» **Page and application data records**
++++++

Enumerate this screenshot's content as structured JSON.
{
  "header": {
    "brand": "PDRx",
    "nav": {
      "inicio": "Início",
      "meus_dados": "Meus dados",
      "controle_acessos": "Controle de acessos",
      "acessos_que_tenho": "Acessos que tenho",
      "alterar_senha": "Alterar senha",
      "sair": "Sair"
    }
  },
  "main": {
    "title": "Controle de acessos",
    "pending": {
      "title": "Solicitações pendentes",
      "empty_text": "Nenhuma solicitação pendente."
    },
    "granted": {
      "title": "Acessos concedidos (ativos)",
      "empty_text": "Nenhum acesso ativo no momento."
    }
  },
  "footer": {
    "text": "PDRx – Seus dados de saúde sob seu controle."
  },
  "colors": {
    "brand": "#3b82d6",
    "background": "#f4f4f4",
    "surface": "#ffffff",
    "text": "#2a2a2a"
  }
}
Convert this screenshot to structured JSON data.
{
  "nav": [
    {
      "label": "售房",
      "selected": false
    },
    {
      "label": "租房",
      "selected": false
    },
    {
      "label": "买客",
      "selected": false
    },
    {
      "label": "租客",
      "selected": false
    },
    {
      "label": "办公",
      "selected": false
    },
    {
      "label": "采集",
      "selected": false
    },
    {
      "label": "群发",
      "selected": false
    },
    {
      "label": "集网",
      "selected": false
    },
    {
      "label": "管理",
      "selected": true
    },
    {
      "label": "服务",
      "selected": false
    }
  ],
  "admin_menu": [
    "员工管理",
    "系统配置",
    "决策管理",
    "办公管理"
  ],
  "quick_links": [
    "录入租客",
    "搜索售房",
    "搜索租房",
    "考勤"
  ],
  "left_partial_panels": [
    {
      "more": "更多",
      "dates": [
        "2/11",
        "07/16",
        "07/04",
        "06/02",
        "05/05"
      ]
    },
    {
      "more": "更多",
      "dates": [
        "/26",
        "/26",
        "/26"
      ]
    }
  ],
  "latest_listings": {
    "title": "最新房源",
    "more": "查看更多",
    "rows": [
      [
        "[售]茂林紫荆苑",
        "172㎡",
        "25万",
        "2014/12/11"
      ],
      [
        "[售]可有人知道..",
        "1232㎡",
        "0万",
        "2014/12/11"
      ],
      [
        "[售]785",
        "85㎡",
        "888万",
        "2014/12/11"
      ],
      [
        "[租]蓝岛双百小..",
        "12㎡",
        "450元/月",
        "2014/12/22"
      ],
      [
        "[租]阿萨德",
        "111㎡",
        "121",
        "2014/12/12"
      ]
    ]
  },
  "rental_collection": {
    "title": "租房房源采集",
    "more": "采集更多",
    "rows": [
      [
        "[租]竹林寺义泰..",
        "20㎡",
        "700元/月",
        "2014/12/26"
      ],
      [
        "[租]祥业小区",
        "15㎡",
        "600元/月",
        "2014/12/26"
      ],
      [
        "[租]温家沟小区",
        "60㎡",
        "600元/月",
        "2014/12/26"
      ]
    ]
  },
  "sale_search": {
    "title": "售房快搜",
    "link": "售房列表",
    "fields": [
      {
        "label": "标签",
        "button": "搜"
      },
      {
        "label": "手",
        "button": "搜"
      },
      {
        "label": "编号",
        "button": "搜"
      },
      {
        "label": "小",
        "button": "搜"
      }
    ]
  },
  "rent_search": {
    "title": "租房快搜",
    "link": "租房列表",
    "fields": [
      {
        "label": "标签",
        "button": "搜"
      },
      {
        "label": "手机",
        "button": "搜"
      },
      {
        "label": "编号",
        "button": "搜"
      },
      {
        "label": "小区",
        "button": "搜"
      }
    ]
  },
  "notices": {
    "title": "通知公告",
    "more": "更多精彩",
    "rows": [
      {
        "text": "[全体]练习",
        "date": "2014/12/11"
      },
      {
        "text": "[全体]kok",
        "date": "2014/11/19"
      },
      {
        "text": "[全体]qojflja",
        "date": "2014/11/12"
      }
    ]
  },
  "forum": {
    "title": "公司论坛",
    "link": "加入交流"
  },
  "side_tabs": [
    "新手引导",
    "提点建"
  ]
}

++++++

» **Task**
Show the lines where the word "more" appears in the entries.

» **Exercise output**
      "more": "更多",
      "more": "更多",
    "more": "查看更多",
    "more": "采集更多",
    "more": "更多精彩",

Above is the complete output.